Start of Data section
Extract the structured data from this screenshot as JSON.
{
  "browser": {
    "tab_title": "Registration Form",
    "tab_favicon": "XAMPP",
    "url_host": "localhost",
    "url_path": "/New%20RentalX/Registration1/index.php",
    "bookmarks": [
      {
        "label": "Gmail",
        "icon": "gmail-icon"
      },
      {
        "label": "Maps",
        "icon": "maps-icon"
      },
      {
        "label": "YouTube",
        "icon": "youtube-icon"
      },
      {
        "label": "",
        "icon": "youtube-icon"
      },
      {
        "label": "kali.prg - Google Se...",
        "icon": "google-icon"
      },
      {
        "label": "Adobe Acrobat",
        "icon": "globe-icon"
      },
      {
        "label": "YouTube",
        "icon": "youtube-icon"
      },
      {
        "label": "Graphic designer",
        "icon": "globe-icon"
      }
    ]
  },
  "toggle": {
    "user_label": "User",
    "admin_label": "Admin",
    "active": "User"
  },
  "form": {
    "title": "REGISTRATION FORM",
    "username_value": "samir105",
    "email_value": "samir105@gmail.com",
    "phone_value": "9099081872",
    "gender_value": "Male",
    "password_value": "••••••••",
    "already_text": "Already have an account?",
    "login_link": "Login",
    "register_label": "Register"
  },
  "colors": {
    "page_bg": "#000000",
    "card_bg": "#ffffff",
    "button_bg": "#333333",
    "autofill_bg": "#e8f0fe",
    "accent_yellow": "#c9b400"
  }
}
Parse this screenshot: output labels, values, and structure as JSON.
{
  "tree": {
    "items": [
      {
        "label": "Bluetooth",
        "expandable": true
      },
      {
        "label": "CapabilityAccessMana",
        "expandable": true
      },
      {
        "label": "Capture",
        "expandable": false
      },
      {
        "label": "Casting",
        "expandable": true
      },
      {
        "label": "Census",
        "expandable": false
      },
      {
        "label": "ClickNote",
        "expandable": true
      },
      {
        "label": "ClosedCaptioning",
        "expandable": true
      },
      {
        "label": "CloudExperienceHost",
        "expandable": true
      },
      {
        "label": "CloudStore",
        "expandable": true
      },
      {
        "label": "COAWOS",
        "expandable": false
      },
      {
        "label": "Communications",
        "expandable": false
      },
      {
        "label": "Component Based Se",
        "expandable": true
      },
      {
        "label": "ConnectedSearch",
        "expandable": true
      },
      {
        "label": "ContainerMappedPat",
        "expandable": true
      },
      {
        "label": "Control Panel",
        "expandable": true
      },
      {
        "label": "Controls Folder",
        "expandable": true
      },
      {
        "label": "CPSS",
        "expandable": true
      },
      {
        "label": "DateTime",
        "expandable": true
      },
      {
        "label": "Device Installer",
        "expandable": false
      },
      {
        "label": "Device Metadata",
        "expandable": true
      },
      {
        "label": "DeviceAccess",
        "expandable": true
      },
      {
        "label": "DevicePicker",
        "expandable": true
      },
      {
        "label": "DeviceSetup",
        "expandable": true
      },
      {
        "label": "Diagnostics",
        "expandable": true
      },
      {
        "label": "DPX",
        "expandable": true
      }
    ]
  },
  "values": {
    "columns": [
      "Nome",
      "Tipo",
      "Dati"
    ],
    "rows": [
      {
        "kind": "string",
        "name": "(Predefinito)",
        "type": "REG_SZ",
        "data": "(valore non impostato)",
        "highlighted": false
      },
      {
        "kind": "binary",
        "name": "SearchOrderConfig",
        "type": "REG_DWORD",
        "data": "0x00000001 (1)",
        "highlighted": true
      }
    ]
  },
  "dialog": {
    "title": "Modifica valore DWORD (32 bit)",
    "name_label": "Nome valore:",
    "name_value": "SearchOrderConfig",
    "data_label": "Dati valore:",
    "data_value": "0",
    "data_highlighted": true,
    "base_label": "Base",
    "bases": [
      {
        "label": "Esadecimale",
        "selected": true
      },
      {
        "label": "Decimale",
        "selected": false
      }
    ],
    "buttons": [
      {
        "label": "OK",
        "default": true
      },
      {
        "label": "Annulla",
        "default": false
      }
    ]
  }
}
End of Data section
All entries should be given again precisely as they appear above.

**Exercise output**
Extract the structured data from this screenshot as JSON.
{
  "browser": {
    "tab_title": "Registration Form",
    "tab_favicon": "XAMPP",
    "url_host": "localhost",
    "url_path": "/New%20RentalX/Registration1/index.php",
    "bookmarks": [
      {
        "label": "Gmail",
        "icon": "gmail-icon"
      },
      {
        "label": "Maps",
        "icon": "maps-icon"
      },
      {
        "label": "YouTube",
        "icon": "youtube-icon"
      },
      {
        "label": "",
        "icon": "youtube-icon"
      },
      {
        "label": "kali.prg - Google Se...",
        "icon": "google-icon"
      },
      {
        "label": "Adobe Acrobat",
        "icon": "globe-icon"
      },
      {
        "label": "YouTube",
        "icon": "youtube-icon"
      },
      {
        "label": "Graphic designer",
        "icon": "globe-icon"
      }
    ]
  },
  "toggle": {
    "user_label": "User",
    "admin_label": "Admin",
    "active": "User"
  },
  "form": {
    "title": "REGISTRATION FORM",
    "username_value": "samir105",
    "email_value": "samir105@gmail.com",
    "phone_value": "9099081872",
    "gender_value": "Male",
    "password_value": "••••••••",
    "already_text": "Already have an account?",
    "login_link": "Login",
    "register_label": "Register"
  },
  "colors": {
    "page_bg": "#000000",
    "card_bg": "#ffffff",
    "button_bg": "#333333",
    "autofill_bg": "#e8f0fe",
    "accent_yellow": "#c9b400"
  }
}
Parse this screenshot: output labels, values, and structure as JSON.
{
  "tree": {
    "items": [
      {
        "label": "Bluetooth",
        "expandable": true
      },
      {
        "label": "CapabilityAccessMana",
        "expandable": true
      },
      {
        "label": "Capture",
        "expandable": false
      },
      {
        "label": "Casting",
        "expandable": true
      },
      {
        "label": "Census",
        "expandable": false
      },
      {
        "label": "ClickNote",
        "expandable": true
      },
      {
        "label": "ClosedCaptioning",
        "expandable": true
      },
      {
        "label": "CloudExperienceHost",
        "expandable": true
      },
      {
        "label": "CloudStore",
        "expandable": true
      },
      {
        "label": "COAWOS",
        "expandable": false
      },
      {
        "label": "Communications",
        "expandable": false
      },
      {
        "label": "Component Based Se",
        "expandable": true
      },
      {
        "label": "ConnectedSearch",
        "expandable": true
      },
      {
        "label": "ContainerMappedPat",
        "expandable": true
      },
      {
        "label": "Control Panel",
        "expandable": true
      },
      {
        "label": "Controls Folder",
        "expandable": true
      },
      {
        "label": "CPSS",
        "expandable": true
      },
      {
        "label": "DateTime",
        "expandable": true
      },
      {
        "label": "Device Installer",
        "expandable": false
      },
      {
        "label": "Device Metadata",
        "expandable": true
      },
      {
        "label": "DeviceAccess",
        "expandable": true
      },
      {
        "label": "DevicePicker",
        "expandable": true
      },
      {
        "label": "DeviceSetup",
        "expandable": true
      },
      {
        "label": "Diagnostics",
        "expandable": true
      },
      {
        "label": "DPX",
        "expandable": true
      }
    ]
  },
  "values": {
    "columns": [
      "Nome",
      "Tipo",
      "Dati"
    ],
    "rows": [
      {
        "kind": "string",
        "name": "(Predefinito)",
        "type": "REG_SZ",
        "data": "(valore non impostato)",
        "highlighted": false
      },
      {
        "kind": "binary",
        "name": "SearchOrderConfig",
        "type": "REG_DWORD",
        "data": "0x00000001 (1)",
        "highlighted": true
      }
    ]
  },
  "dialog": {
    "title": "Modifica valore DWORD (32 bit)",
    "name_label": "Nome valore:",
    "name_value": "SearchOrderConfig",
    "data_label": "Dati valore:",
    "data_value": "0",
    "data_highlighted": true,
    "base_label": "Base",
    "bases": [
      {
        "label": "Esadecimale",
        "selected": true
      },
      {
        "label": "Decimale",
        "selected": false
      }
    ],
    "buttons": [
      {
        "label": "OK",
        "default": true
      },
      {
        "label": "Annulla",
        "default": false
      }
    ]
  }
}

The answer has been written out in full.